That’s where Diguette thought Weistroffer could help. The two thought that if they could get a group of volunteers together and get donations from the community, they could renovate the Scalf home and make it more comfortable for the growing family.
“I thought it was typical Darren,” Weistroffer said. “Darren is always trying to do big things for people. We were excited to help out.”
Weistroffer is the owner/operator of CMK Construction and jumped at the chance to offer his services, and the services of his entire crew, to help out the family. Diguette’s wife, Brittin, arranged for a limousine to take the family to Lexington for a weekend while the crews descended on their home.
The Diguettes, Weistroffer and Weistroffer’s girlfriend, Kristy Rainey, organized volunteers, picked out furniture and decorations and made sure the family was taken care of for the weekend.
“I was nervous because the more we got into it, the more we wanted to do, and the more we got to know the family, the more we wanted to do,” Weistroffer said.
The biggest project was converting the garage into bedrooms for Sophie, 9, and Aiden, 7. Although Rainey and Weistroffer met with the family to get their input on the project, the Scalfs weren’t sure what was waiting for them when they walked through their front doors.
“This is above and beyond anything we dreamed of,” Amy Scalf said when she saw her children’s new rooms for the first time. “I don’t think there’s even one best part.”
Amy is a teacher at Winchester Christian Academy, and David is a full-time minister at Christ Church of Winchester. When the couple decided to foster and adopt, Amy said, she and David knew it wouldn’t be easy, but their children have been the greatest blessings in their lives.
“We always say six is no different than three. You’re outnumbered anyway,” Amy said.
Aiden spent Sunday afternoon jumping on his new Spiderman bed and Sophie curled up on her new bed to watch movies on a flat screen TV.
For Amy, though, the best part is a new kitchen table big enough to seat her entire family. She and David were also treated to a redecorated bedroom so they could have a space to get away from the kids for awhile.
“It’s incredible,” Amy said of all the renovations.
In 2006, the Scalf family lost three-year-old son Isaac after he suffered a seizure on Christmas Day. Diguette said that, despite the loss, the Scalfs have never hesitated to bring more children into their home. A framed photo hangs on the kitchen wall to remind everyone of the family member not at the new kitchen table.
When it came to helping the Scalfs, there was no shortage of community support.
“There was no task that people were unwilling to do. They worked their hearts out,” Diguette said. “I don’t know that we could’ve imagined how good folks would be.”
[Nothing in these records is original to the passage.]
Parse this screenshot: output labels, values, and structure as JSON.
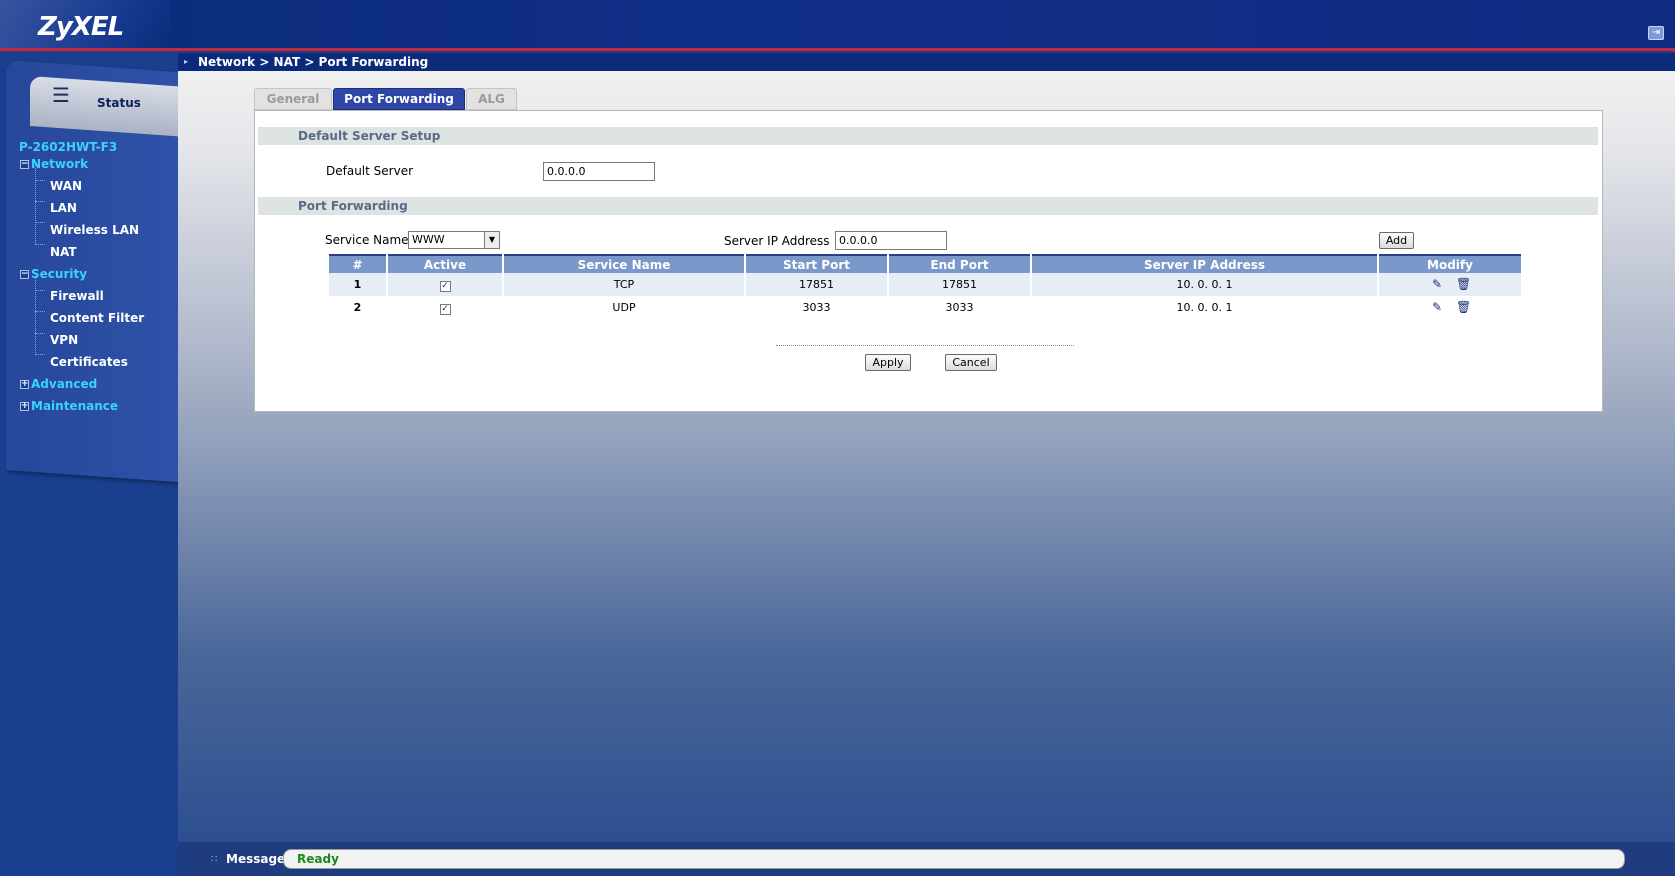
{
  "header": {
    "logo": "ZyXEL",
    "breadcrumb": "Network > NAT > Port Forwarding"
  },
  "sidebar": {
    "status_label": "Status",
    "device_name": "P-2602HWT-F3",
    "groups": [
      {
        "label": "Network",
        "expanded": true,
        "items": [
          "WAN",
          "LAN",
          "Wireless LAN",
          "NAT"
        ]
      },
      {
        "label": "Security",
        "expanded": true,
        "items": [
          "Firewall",
          "Content Filter",
          "VPN",
          "Certificates"
        ]
      },
      {
        "label": "Advanced",
        "expanded": false,
        "items": []
      },
      {
        "label": "Maintenance",
        "expanded": false,
        "items": []
      }
    ]
  },
  "tabs": [
    {
      "label": "General",
      "active": false
    },
    {
      "label": "Port Forwarding",
      "active": true
    },
    {
      "label": "ALG",
      "active": false
    }
  ],
  "default_server": {
    "section_title": "Default Server Setup",
    "field_label": "Default Server",
    "value": "0.0.0.0"
  },
  "port_forwarding": {
    "section_title": "Port Forwarding",
    "service_name_label": "Service Name",
    "service_name_value": "WWW",
    "server_ip_label": "Server IP Address",
    "server_ip_value": "0.0.0.0",
    "add_label": "Add",
    "columns": [
      "#",
      "Active",
      "Service Name",
      "Start Port",
      "End Port",
      "Server IP Address",
      "Modify"
    ],
    "rows": [
      {
        "index": "1",
        "active": true,
        "service": "TCP",
        "start_port": "17851",
        "end_port": "17851",
        "server_ip": "10. 0. 0. 1"
      },
      {
        "index": "2",
        "active": true,
        "service": "UDP",
        "start_port": "3033",
        "end_port": "3033",
        "server_ip": "10. 0. 0. 1"
      }
    ]
  },
  "buttons": {
    "apply": "Apply",
    "cancel": "Cancel"
  },
  "status_bar": {
    "label": "Message",
    "value": "Ready"
  },
  "colors": {
    "header_bg": "#0e2c82",
    "accent_red": "#c8283c",
    "nav_group": "#3ad2ff",
    "tab_active": "#2e46a6",
    "table_header": "#7a98c9",
    "status_ready": "#1b8a1b"
  }
}
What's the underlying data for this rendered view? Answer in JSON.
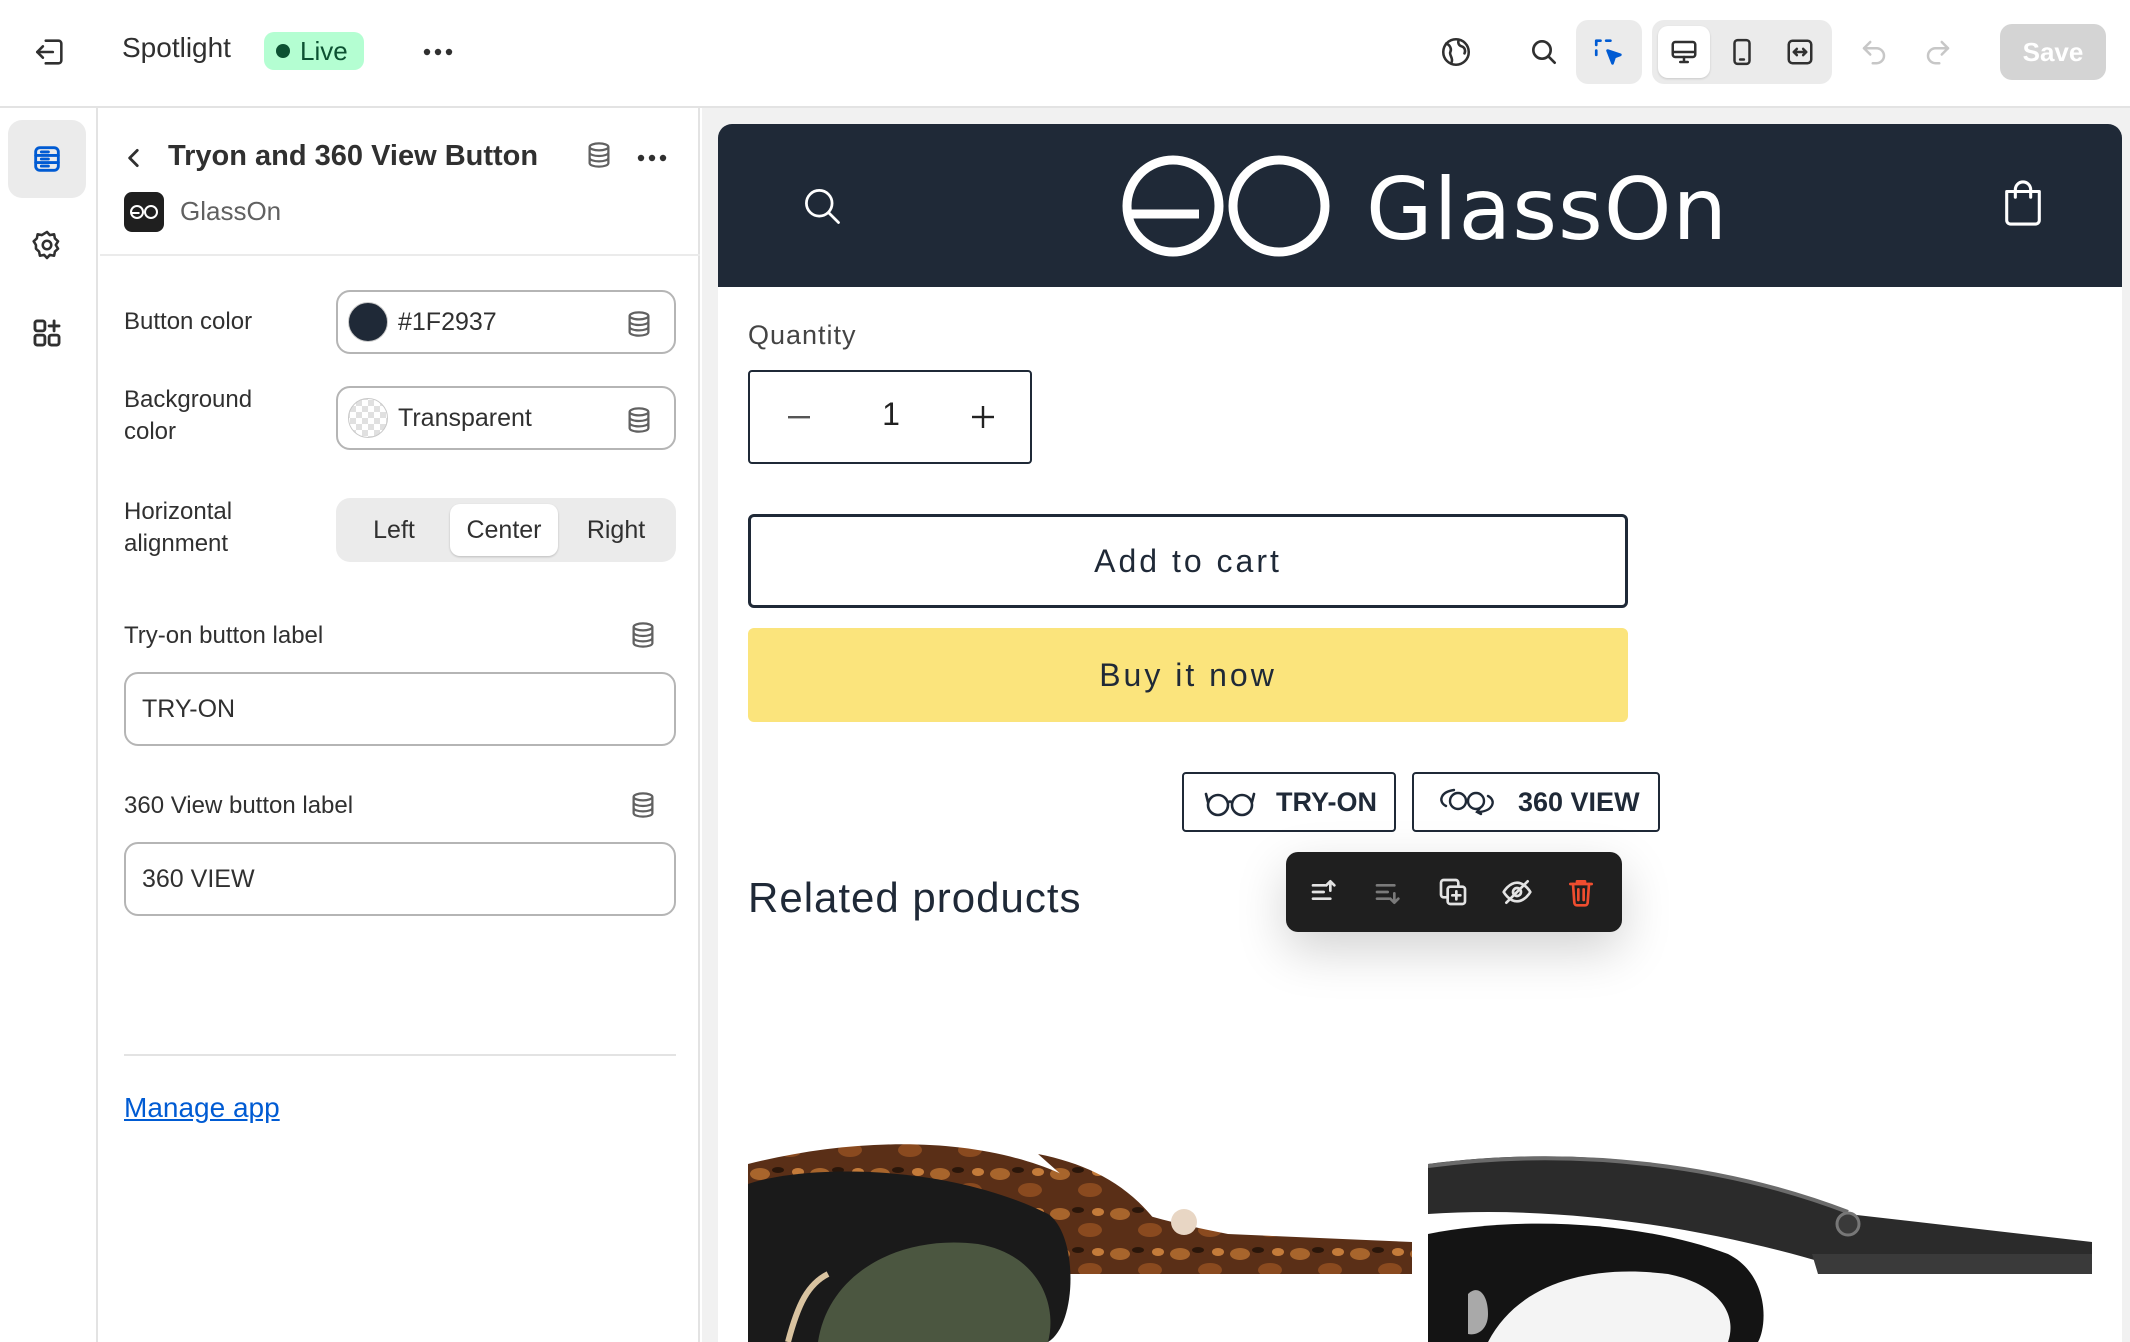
{
  "topbar": {
    "theme_name": "Spotlight",
    "status": "Live",
    "save_label": "Save",
    "colors": {
      "live_bg": "#b4fed2",
      "live_fg": "#0c5132",
      "save_bg": "#d4d4d4"
    }
  },
  "panel": {
    "block_title": "Tryon and 360 View Button",
    "app_name": "GlassOn",
    "button_color": {
      "label": "Button color",
      "value": "#1F2937"
    },
    "background_color": {
      "label": "Background color",
      "value": "Transparent"
    },
    "alignment": {
      "label": "Horizontal alignment",
      "options": [
        "Left",
        "Center",
        "Right"
      ],
      "selected": "Center"
    },
    "tryon_label": {
      "label": "Try-on button label",
      "value": "TRY-ON"
    },
    "view_label": {
      "label": "360 View button label",
      "value": "360 VIEW"
    },
    "manage_link": "Manage app"
  },
  "store": {
    "brand": "GlassOn",
    "quantity_label": "Quantity",
    "quantity": "1",
    "add_to_cart": "Add to cart",
    "buy_now": "Buy it now",
    "tryon_button": "TRY-ON",
    "view_button": "360 VIEW",
    "related": "Related products",
    "colors": {
      "header_bg": "#1F2937",
      "buy_now_bg": "#fbe47c"
    }
  },
  "icons": [
    "exit-icon",
    "more-icon",
    "globe-icon",
    "search-icon",
    "select-icon",
    "desktop-icon",
    "mobile-icon",
    "fullscreen-icon",
    "undo-icon",
    "redo-icon",
    "sections-icon",
    "gear-icon",
    "apps-icon",
    "chevron-left-icon",
    "database-icon",
    "cart-icon",
    "move-up-icon",
    "move-down-icon",
    "duplicate-icon",
    "hide-icon",
    "delete-icon"
  ]
}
The Scalfs admitted that they were overwhelmed by the generosity of so many people.
“Most of these people don’t even know us,” David said of the crowd of volunteers.
Upon seeing her bedroom for the first time, Sophie had a simple response: “Thank you, thank you, thank you!”
More than anything, the Scalfs are excited to see their children so happy and to be able to provide them with a more comfortable home.
“It’s a blessing. … I think this is the plan for our life,” Amy said.
Contact Rachel Parsons at firstname.lastname@example.org.